#### [What the task requires]
Please retype the entries below exactly as they are written.

Collected data
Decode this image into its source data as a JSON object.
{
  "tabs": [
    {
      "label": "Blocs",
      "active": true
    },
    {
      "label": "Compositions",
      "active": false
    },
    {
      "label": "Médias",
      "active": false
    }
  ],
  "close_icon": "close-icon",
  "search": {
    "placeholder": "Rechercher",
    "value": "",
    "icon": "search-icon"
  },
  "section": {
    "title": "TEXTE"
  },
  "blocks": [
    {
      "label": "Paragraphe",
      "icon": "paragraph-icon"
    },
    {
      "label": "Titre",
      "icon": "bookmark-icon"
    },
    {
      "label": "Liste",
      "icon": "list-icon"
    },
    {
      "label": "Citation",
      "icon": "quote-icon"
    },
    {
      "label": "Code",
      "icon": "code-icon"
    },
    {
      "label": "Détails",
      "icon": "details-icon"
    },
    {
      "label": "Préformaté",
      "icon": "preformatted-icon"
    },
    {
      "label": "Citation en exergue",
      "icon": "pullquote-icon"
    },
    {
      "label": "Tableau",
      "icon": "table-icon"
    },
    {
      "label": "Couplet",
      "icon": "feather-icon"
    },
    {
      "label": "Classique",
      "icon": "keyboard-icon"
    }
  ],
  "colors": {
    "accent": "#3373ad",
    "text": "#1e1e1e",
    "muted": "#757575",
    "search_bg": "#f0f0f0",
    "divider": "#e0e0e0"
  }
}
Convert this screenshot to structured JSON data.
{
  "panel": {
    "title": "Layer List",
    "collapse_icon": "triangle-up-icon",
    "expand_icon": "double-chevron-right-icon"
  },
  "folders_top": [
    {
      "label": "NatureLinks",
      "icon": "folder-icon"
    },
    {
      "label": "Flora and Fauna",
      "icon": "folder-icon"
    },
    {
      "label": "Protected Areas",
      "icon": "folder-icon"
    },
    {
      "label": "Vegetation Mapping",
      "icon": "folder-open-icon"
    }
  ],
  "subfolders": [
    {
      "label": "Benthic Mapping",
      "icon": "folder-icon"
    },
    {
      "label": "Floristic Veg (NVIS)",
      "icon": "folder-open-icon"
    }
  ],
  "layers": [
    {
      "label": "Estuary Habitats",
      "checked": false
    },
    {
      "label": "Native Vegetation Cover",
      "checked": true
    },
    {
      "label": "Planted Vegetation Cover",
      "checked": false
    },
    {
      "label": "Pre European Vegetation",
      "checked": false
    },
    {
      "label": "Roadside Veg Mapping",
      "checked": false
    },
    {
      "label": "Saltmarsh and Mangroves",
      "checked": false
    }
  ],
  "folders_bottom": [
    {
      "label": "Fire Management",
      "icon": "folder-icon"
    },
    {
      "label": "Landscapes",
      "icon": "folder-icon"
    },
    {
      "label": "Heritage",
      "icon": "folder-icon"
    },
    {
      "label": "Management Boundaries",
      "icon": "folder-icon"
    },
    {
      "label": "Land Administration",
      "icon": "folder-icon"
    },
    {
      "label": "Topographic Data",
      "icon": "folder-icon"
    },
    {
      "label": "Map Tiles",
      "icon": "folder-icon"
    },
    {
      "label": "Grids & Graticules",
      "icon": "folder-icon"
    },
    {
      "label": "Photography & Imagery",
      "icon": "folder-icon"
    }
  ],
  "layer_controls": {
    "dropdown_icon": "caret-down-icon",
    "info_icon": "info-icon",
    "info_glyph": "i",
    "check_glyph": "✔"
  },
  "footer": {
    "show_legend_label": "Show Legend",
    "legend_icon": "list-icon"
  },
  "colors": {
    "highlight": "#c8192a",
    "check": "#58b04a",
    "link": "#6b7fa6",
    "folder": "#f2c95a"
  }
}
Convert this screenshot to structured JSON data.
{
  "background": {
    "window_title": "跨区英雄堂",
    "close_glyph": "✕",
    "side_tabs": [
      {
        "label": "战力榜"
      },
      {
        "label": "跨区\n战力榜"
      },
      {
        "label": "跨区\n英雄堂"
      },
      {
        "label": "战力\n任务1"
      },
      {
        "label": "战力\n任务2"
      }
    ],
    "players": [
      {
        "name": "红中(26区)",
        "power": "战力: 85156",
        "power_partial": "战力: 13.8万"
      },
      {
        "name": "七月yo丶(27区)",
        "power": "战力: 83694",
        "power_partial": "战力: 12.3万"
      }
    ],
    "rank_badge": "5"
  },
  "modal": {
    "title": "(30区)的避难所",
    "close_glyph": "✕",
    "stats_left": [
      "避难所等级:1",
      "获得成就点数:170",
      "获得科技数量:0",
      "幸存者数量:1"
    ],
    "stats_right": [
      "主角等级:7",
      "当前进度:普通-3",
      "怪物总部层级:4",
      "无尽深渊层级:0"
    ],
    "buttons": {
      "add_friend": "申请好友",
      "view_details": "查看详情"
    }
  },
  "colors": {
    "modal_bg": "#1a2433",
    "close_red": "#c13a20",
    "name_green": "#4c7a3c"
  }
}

#### [Expected answer]
Decode this image into its source data as a JSON object.
{
  "tabs": [
    {
      "label": "Blocs",
      "active": true
    },
    {
      "label": "Compositions",
      "active": false
    },
    {
      "label": "Médias",
      "active": false
    }
  ],
  "close_icon": "close-icon",
  "search": {
    "placeholder": "Rechercher",
    "value": "",
    "icon": "search-icon"
  },
  "section": {
    "title": "TEXTE"
  },
  "blocks": [
    {
      "label": "Paragraphe",
      "icon": "paragraph-icon"
    },
    {
      "label": "Titre",
      "icon": "bookmark-icon"
    },
    {
      "label": "Liste",
      "icon": "list-icon"
    },
    {
      "label": "Citation",
      "icon": "quote-icon"
    },
    {
      "label": "Code",
      "icon": "code-icon"
    },
    {
      "label": "Détails",
      "icon": "details-icon"
    },
    {
      "label": "Préformaté",
      "icon": "preformatted-icon"
    },
    {
      "label": "Citation en exergue",
      "icon": "pullquote-icon"
    },
    {
      "label": "Tableau",
      "icon": "table-icon"
    },
    {
      "label": "Couplet",
      "icon": "feather-icon"
    },
    {
      "label": "Classique",
      "icon": "keyboard-icon"
    }
  ],
  "colors": {
    "accent": "#3373ad",
    "text": "#1e1e1e",
    "muted": "#757575",
    "search_bg": "#f0f0f0",
    "divider": "#e0e0e0"
  }
}
Convert this screenshot to structured JSON data.
{
  "panel": {
    "title": "Layer List",
    "collapse_icon": "triangle-up-icon",
    "expand_icon": "double-chevron-right-icon"
  },
  "folders_top": [
    {
      "label": "NatureLinks",
      "icon": "folder-icon"
    },
    {
      "label": "Flora and Fauna",
      "icon": "folder-icon"
    },
    {
      "label": "Protected Areas",
      "icon": "folder-icon"
    },
    {
      "label": "Vegetation Mapping",
      "icon": "folder-open-icon"
    }
  ],
  "subfolders": [
    {
      "label": "Benthic Mapping",
      "icon": "folder-icon"
    },
    {
      "label": "Floristic Veg (NVIS)",
      "icon": "folder-open-icon"
    }
  ],
  "layers": [
    {
      "label": "Estuary Habitats",
      "checked": false
    },
    {
      "label": "Native Vegetation Cover",
      "checked": true
    },
    {
      "label": "Planted Vegetation Cover",
      "checked": false
    },
    {
      "label": "Pre European Vegetation",
      "checked": false
    },
    {
      "label": "Roadside Veg Mapping",
      "checked": false
    },
    {
      "label": "Saltmarsh and Mangroves",
      "checked": false
    }
  ],
  "folders_bottom": [
    {
      "label": "Fire Management",
      "icon": "folder-icon"
    },
    {
      "label": "Landscapes",
      "icon": "folder-icon"
    },
    {
      "label": "Heritage",
      "icon": "folder-icon"
    },
    {
      "label": "Management Boundaries",
      "icon": "folder-icon"
    },
    {
      "label": "Land Administration",
      "icon": "folder-icon"
    },
    {
      "label": "Topographic Data",
      "icon": "folder-icon"
    },
    {
      "label": "Map Tiles",
      "icon": "folder-icon"
    },
    {
      "label": "Grids & Graticules",
      "icon": "folder-icon"
    },
    {
      "label": "Photography & Imagery",
      "icon": "folder-icon"
    }
  ],
  "layer_controls": {
    "dropdown_icon": "caret-down-icon",
    "info_icon": "info-icon",
    "info_glyph": "i",
    "check_glyph": "✔"
  },
  "footer": {
    "show_legend_label": "Show Legend",
    "legend_icon": "list-icon"
  },
  "colors": {
    "highlight": "#c8192a",
    "check": "#58b04a",
    "link": "#6b7fa6",
    "folder": "#f2c95a"
  }
}
Convert this screenshot to structured JSON data.
{
  "background": {
    "window_title": "跨区英雄堂",
    "close_glyph": "✕",
    "side_tabs": [
      {
        "label": "战力榜"
      },
      {
        "label": "跨区\n战力榜"
      },
      {
        "label": "跨区\n英雄堂"
      },
      {
        "label": "战力\n任务1"
      },
      {
        "label": "战力\n任务2"
      }
    ],
    "players": [
      {
        "name": "红中(26区)",
        "power": "战力: 85156",
        "power_partial": "战力: 13.8万"
      },
      {
        "name": "七月yo丶(27区)",
        "power": "战力: 83694",
        "power_partial": "战力: 12.3万"
      }
    ],
    "rank_badge": "5"
  },
  "modal": {
    "title": "(30区)的避难所",
    "close_glyph": "✕",
    "stats_left": [
      "避难所等级:1",
      "获得成就点数:170",
      "获得科技数量:0",
      "幸存者数量:1"
    ],
    "stats_right": [
      "主角等级:7",
      "当前进度:普通-3",
      "怪物总部层级:4",
      "无尽深渊层级:0"
    ],
    "buttons": {
      "add_friend": "申请好友",
      "view_details": "查看详情"
    }
  },
  "colors": {
    "modal_bg": "#1a2433",
    "close_red": "#c13a20",
    "name_green": "#4c7a3c"
  }
}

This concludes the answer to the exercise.